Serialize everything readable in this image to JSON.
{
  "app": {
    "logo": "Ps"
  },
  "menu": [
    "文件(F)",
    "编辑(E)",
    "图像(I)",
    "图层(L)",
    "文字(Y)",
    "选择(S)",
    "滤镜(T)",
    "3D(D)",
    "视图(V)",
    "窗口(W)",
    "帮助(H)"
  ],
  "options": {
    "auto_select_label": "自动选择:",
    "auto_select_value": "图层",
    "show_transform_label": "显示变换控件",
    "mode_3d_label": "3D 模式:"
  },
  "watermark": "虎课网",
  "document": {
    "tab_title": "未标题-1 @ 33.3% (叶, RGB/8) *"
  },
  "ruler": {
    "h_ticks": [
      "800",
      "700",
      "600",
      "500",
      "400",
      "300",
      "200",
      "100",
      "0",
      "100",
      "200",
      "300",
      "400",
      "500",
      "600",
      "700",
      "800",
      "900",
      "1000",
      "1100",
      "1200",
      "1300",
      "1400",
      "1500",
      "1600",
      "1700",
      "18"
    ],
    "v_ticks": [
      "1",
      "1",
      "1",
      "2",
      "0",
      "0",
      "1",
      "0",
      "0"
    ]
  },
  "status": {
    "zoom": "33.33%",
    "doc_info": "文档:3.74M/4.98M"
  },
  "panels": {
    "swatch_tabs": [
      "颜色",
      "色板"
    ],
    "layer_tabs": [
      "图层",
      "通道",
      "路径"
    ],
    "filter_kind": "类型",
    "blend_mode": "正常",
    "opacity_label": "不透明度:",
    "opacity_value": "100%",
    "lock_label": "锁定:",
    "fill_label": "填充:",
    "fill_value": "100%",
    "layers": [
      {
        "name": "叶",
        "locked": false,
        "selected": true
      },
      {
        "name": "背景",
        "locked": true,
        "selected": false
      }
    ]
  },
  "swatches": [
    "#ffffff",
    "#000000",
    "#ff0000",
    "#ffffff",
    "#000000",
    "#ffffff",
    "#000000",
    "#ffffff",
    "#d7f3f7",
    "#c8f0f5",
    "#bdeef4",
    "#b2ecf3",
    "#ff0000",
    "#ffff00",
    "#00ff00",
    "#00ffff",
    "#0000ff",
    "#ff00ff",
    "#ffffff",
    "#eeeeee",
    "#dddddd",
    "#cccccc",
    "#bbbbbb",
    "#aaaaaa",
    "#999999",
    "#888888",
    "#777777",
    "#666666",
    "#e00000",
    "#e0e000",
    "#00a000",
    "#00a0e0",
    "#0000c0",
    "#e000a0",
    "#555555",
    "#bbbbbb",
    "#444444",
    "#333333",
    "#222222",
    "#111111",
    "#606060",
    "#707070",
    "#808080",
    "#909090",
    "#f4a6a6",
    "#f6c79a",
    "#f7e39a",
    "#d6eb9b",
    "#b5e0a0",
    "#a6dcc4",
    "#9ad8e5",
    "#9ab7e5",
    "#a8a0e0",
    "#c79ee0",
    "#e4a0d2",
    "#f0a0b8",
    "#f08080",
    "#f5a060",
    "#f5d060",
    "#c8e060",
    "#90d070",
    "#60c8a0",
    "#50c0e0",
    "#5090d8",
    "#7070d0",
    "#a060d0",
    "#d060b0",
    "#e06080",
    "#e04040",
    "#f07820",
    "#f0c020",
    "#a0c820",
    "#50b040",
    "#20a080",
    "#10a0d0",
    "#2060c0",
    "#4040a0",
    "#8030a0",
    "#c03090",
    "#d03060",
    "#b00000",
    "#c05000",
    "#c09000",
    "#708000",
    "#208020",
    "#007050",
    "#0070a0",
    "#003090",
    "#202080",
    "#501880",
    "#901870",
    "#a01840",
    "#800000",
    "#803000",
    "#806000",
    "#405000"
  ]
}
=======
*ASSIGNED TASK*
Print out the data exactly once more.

*OUTPUT OF THE EXERCISE*
Serialize everything readable in this image to JSON.
{
  "app": {
    "logo": "Ps"
  },
  "menu": [
    "文件(F)",
    "编辑(E)",
    "图像(I)",
    "图层(L)",
    "文字(Y)",
    "选择(S)",
    "滤镜(T)",
    "3D(D)",
    "视图(V)",
    "窗口(W)",
    "帮助(H)"
  ],
  "options": {
    "auto_select_label": "自动选择:",
    "auto_select_value": "图层",
    "show_transform_label": "显示变换控件",
    "mode_3d_label": "3D 模式:"
  },
  "watermark": "虎课网",
  "document": {
    "tab_title": "未标题-1 @ 33.3% (叶, RGB/8) *"
  },
  "ruler": {
    "h_ticks": [
      "800",
      "700",
      "600",
      "500",
      "400",
      "300",
      "200",
      "100",
      "0",
      "100",
      "200",
      "300",
      "400",
      "500",
      "600",
      "700",
      "800",
      "900",
      "1000",
      "1100",
      "1200",
      "1300",
      "1400",
      "1500",
      "1600",
      "1700",
      "18"
    ],
    "v_ticks": [
      "1",
      "1",
      "1",
      "2",
      "0",
      "0",
      "1",
      "0",
      "0"
    ]
  },
  "status": {
    "zoom": "33.33%",
    "doc_info": "文档:3.74M/4.98M"
  },
  "panels": {
    "swatch_tabs": [
      "颜色",
      "色板"
    ],
    "layer_tabs": [
      "图层",
      "通道",
      "路径"
    ],
    "filter_kind": "类型",
    "blend_mode": "正常",
    "opacity_label": "不透明度:",
    "opacity_value": "100%",
    "lock_label": "锁定:",
    "fill_label": "填充:",
    "fill_value": "100%",
    "layers": [
      {
        "name": "叶",
        "locked": false,
        "selected": true
      },
      {
        "name": "背景",
        "locked": true,
        "selected": false
      }
    ]
  },
  "swatches": [
    "#ffffff",
    "#000000",
    "#ff0000",
    "#ffffff",
    "#000000",
    "#ffffff",
    "#000000",
    "#ffffff",
    "#d7f3f7",
    "#c8f0f5",
    "#bdeef4",
    "#b2ecf3",
    "#ff0000",
    "#ffff00",
    "#00ff00",
    "#00ffff",
    "#0000ff",
    "#ff00ff",
    "#ffffff",
    "#eeeeee",
    "#dddddd",
    "#cccccc",
    "#bbbbbb",
    "#aaaaaa",
    "#999999",
    "#888888",
    "#777777",
    "#666666",
    "#e00000",
    "#e0e000",
    "#00a000",
    "#00a0e0",
    "#0000c0",
    "#e000a0",
    "#555555",
    "#bbbbbb",
    "#444444",
    "#333333",
    "#222222",
    "#111111",
    "#606060",
    "#707070",
    "#808080",
    "#909090",
    "#f4a6a6",
    "#f6c79a",
    "#f7e39a",
    "#d6eb9b",
    "#b5e0a0",
    "#a6dcc4",
    "#9ad8e5",
    "#9ab7e5",
    "#a8a0e0",
    "#c79ee0",
    "#e4a0d2",
    "#f0a0b8",
    "#f08080",
    "#f5a060",
    "#f5d060",
    "#c8e060",
    "#90d070",
    "#60c8a0",
    "#50c0e0",
    "#5090d8",
    "#7070d0",
    "#a060d0",
    "#d060b0",
    "#e06080",
    "#e04040",
    "#f07820",
    "#f0c020",
    "#a0c820",
    "#50b040",
    "#20a080",
    "#10a0d0",
    "#2060c0",
    "#4040a0",
    "#8030a0",
    "#c03090",
    "#d03060",
    "#b00000",
    "#c05000",
    "#c09000",
    "#708000",
    "#208020",
    "#007050",
    "#0070a0",
    "#003090",
    "#202080",
    "#501880",
    "#901870",
    "#a01840",
    "#800000",
    "#803000",
    "#806000",
    "#405000"
  ]
}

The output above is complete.